> **Data extract**:
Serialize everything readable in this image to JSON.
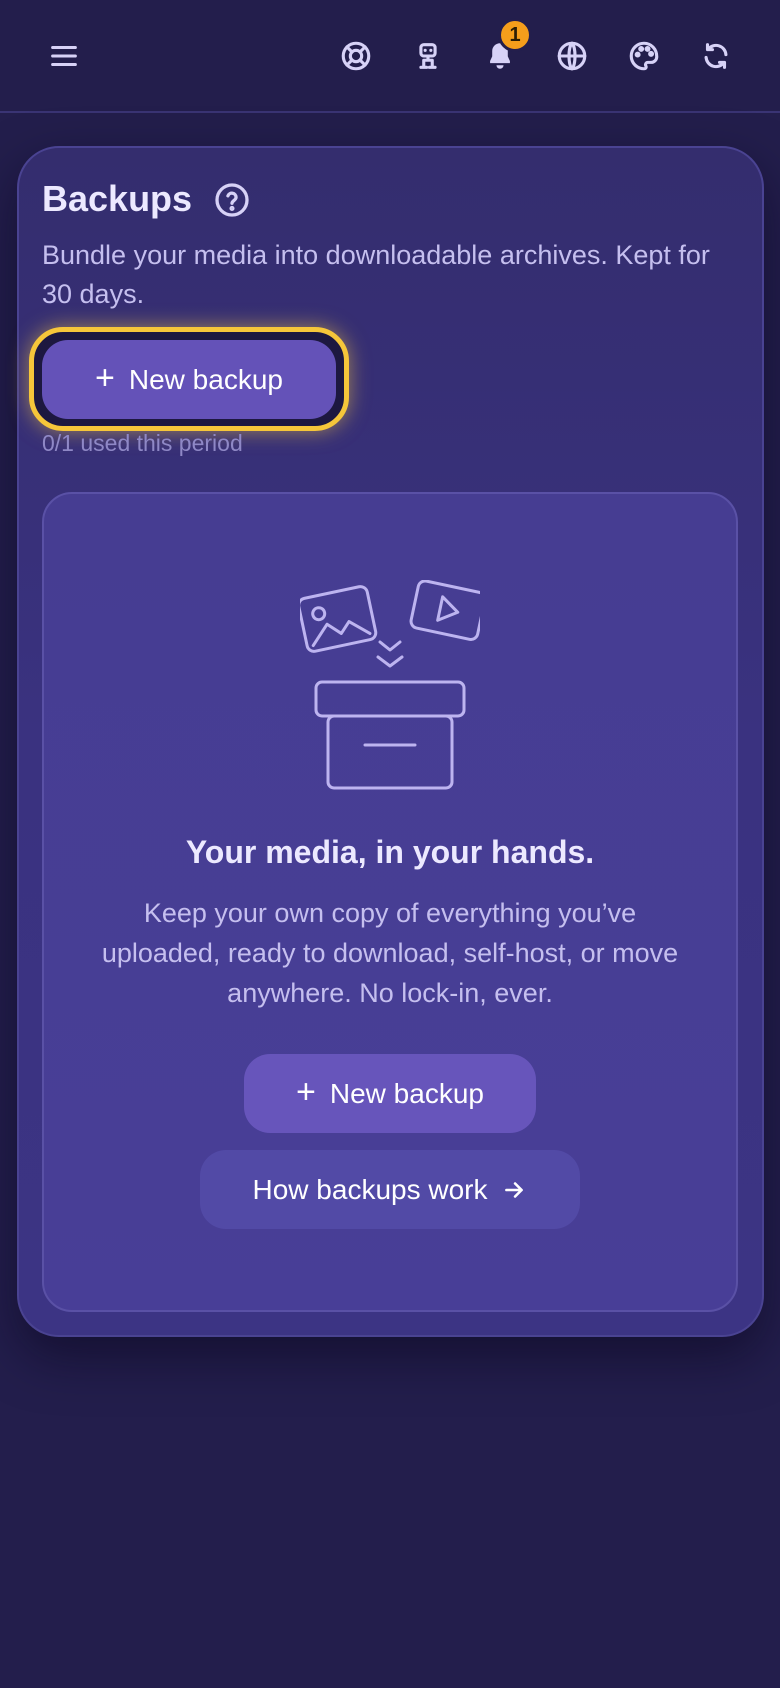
{
  "topbar": {
    "menu_icon": "menu-icon",
    "icons": [
      "support-icon",
      "robot-icon",
      "bell-icon",
      "globe-icon",
      "palette-icon",
      "refresh-icon"
    ],
    "notification_count": "1"
  },
  "backups": {
    "title": "Backups",
    "subtitle": "Bundle your media into downloadable archives. Kept for 30 days.",
    "new_backup_label": "New backup",
    "usage": "0/1 used this period"
  },
  "empty_state": {
    "title": "Your media, in your hands.",
    "description": "Keep your own copy of everything you’ve uploaded, ready to download, self-host, or move anywhere. No lock-in, ever.",
    "new_backup_label": "New backup",
    "how_label": "How backups work"
  },
  "colors": {
    "background": "#231e4c",
    "accent": "#6452b8",
    "focus_ring": "#f6c63a",
    "badge": "#f59e1b"
  }
}
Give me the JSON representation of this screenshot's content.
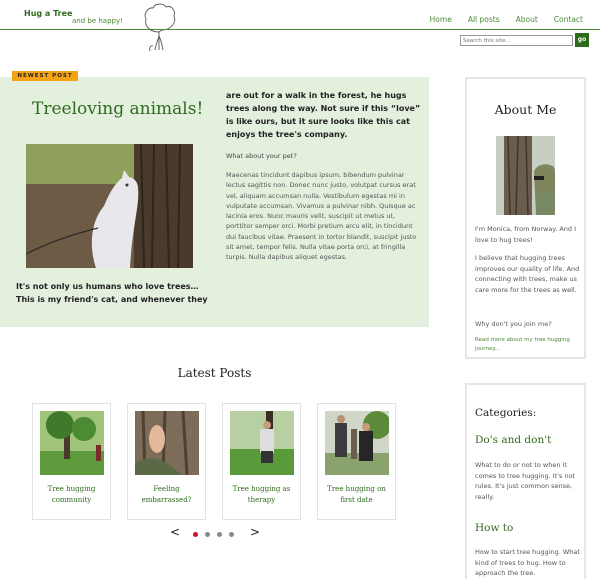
{
  "header": {
    "brand": "Hug a Tree",
    "tagline": "and be happy!",
    "nav": [
      "Home",
      "All posts",
      "About",
      "Contact"
    ]
  },
  "search": {
    "placeholder": "Search this site...",
    "button": "go"
  },
  "featured": {
    "badge": "NEWEST POST",
    "title": "Treeloving animals!",
    "lead_left": "It's not only us humans who love trees… This is my friend's cat, and whenever they",
    "lead_right": "are out for a walk in the forest, he hugs trees along the way. Not sure if this “love” is like ours, but it sure looks like this cat enjoys the tree's company.",
    "question": "What about your pet?",
    "body": "Maecenas tincidunt dapibus ipsum, bibendum pulvinar lectus sagittis non. Donec nunc justo, volutpat cursus erat vel, aliquam accumsan nulla. Vestibulum egestas mi in vulputate accumsan. Vivamus a pulvinar nibh. Quisque ac lacinia eros. Nunc mauris velit, suscipit ut metus ut, porttitor semper orci. Morbi pretium arcu elit, in tincidunt dui faucibus vitae. Praesent in tortor blandit, suscipit justo sit amet, tempor felis. Nulla vitae porta orci, at fringilla turpis. Nulla dapibus aliquet egestas."
  },
  "about": {
    "title": "About Me",
    "p1": "I'm Monica, from Norway. And I love to hug trees!",
    "p2": "I believe that hugging trees improves our quality of life. And connecting with trees, make us care more for the trees as well.",
    "p3": "Why don't you join me?",
    "link": "Read more about my tree hugging journey..."
  },
  "categories": {
    "title": "Categories:",
    "items": [
      {
        "name": "Do's and don't",
        "desc": "What to do or not to when it comes to tree hugging. It's not rules. It's just common sense, really."
      },
      {
        "name": "How to",
        "desc": "How to start tree hugging. What kind of trees to hug. How to approach the tree."
      }
    ]
  },
  "latest": {
    "title": "Latest Posts",
    "posts": [
      {
        "title": "Tree hugging community"
      },
      {
        "title": "Feeling embarrassed?"
      },
      {
        "title": "Tree hugging as therapy"
      },
      {
        "title": "Tree hugging on first date"
      }
    ],
    "prev": "<",
    "next": ">",
    "active_page": 1,
    "page_count": 4
  },
  "colors": {
    "accent": "#2e6b1e",
    "badge": "#f4a316",
    "featured_bg": "#e4f0de",
    "active_dot": "#d0141b"
  }
}
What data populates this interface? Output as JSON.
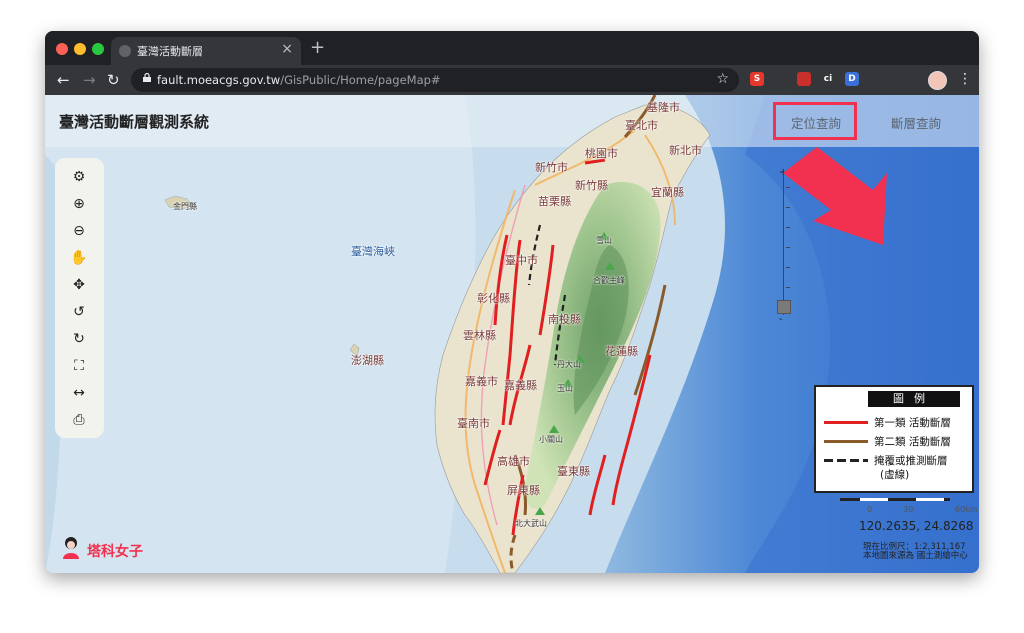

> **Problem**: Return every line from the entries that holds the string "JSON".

> **Response box**:
Serialize everything readable in this image to JSON.
Give me the JSON representation of this screenshot's content.
What data populates this interface? Output as JSON.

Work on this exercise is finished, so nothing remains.